The next January 15th Wikipedia turns 15 years. In Bitergia, we don’t want to miss the opportunity to say Happy Birthday and congratulate Wikimedia Foundation for “encouraging the growth, development and distribution of free, multilingual, educational content, and to providing the full content of these wiki-based projects to the public free of charge“.
Wikipedia is one Wikimedia’s projects. In fact, it is the oldest, and largest, Wikimedia project, predating the Wikimedia Foundation itself. Wikipedia is often described as a wiki, but it is in fact a collection of over 200 wikis, one for each language, all running on the MediaWiki software. MediaWiki is a free software open source wiki engine, originally developed for and used by Wikipedia, that now is used on other projects of the non-profit Wikimedia Foundation. MediaWiki is freely available for others to use (and improve), and it is used by severals organizations around the world.

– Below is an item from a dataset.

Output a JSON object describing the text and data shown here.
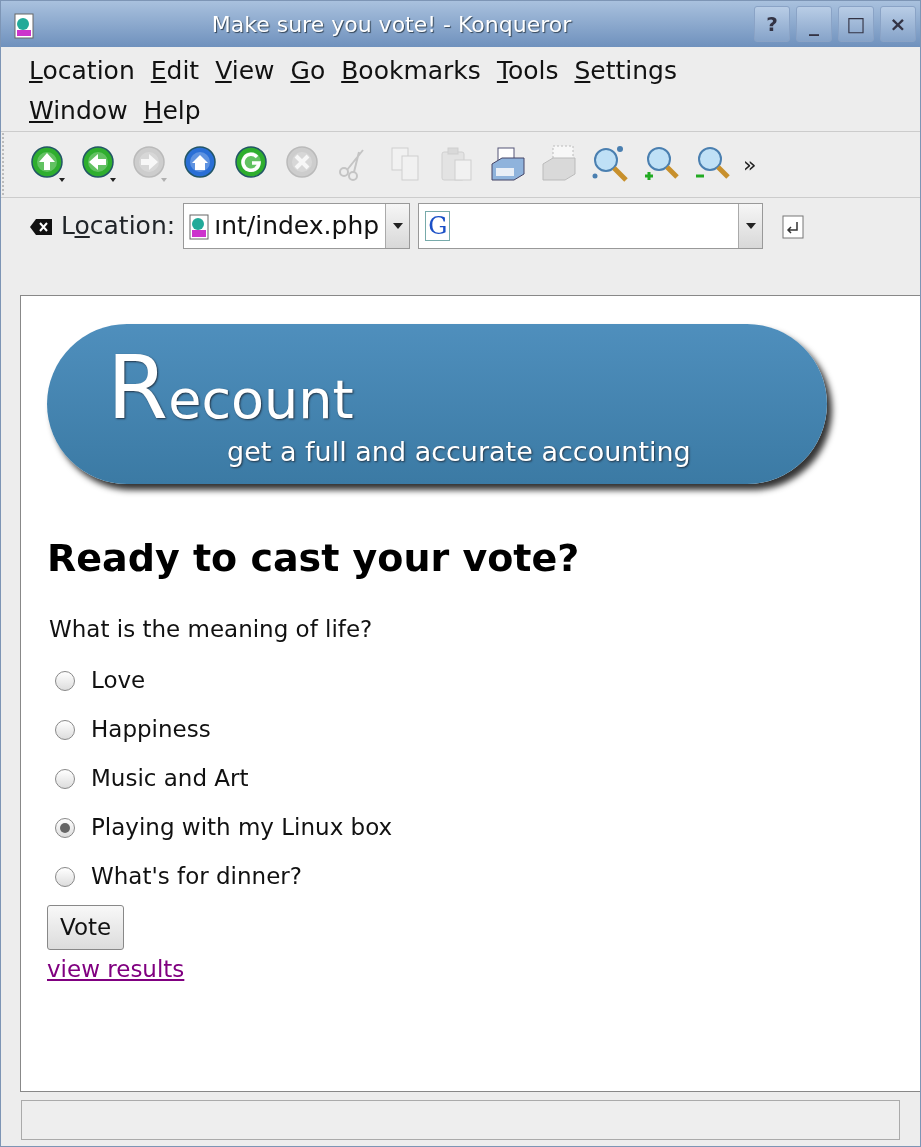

After 15 years, many contributors have participated in the MediaWiki project. In Bitergia, we collaborate with the Wikimedia Foundation by analyzing and providing up-to-date development community metrics. The project is characterized by being very inclusive accepting code. Let’s see some of the numbers behind the development of the Foundation’s project in these years (all data available at Wikimedia Foundation Dashboard so feel free to play with the dash and find out data you are interested in):
These are some of the big numbers, however there are much more interesting data in the project. Some examples: Who is contributing code, what regions have more weight in the development or how is the evolution of the merged commits? Take a look in the Wikimedia project evolution:
Wikimedia has started using Phabricator as project management tool last year. We have updated our Metrics Grimoire toolkit to support it and be able to get data from its issue tracking system, Maniphest, and provide issues management metrics like the analysis of the efficiency closing tickets in the project.
As you may know, we are testing Kibana-based development dashboards that allow us easier filtering and re-configure the dashboard, and share the results with those filters. We have a couple of proof of concepts about Wikimedia Foundation. The Mediawiki Git activity dashboard gives us some information about Commits and Authors over the time, or what is more interesting which organizations and when have contributed to the project.
The Mediawiki Gerrit Activity Dashboard besides the Reviews status and Change submitters, provides information about the patchsets and time until merger in the review process and its trends:
Number of patchsets per review process is the number of versions of the change that are requested by reviewers. It is a proxy for the effort needed to convert the original change proposal into something that reviewers accept.
Time until patch is merged per review process is a very direct proxy of how long a change is delayed due to code review: for how long the review process is open, since the moment a patchset is proposed, to the moment a version of it is merged.
15 years have given many data! Keep visiting the Wikimedia development community dashboard to see the evolution of this great project!
If you are interested in the FLOSS development metrics topic, don’t miss next FLOSS Community Metrics meeting in Brussels, on January 29th, in Brussels. There is a free workshop included!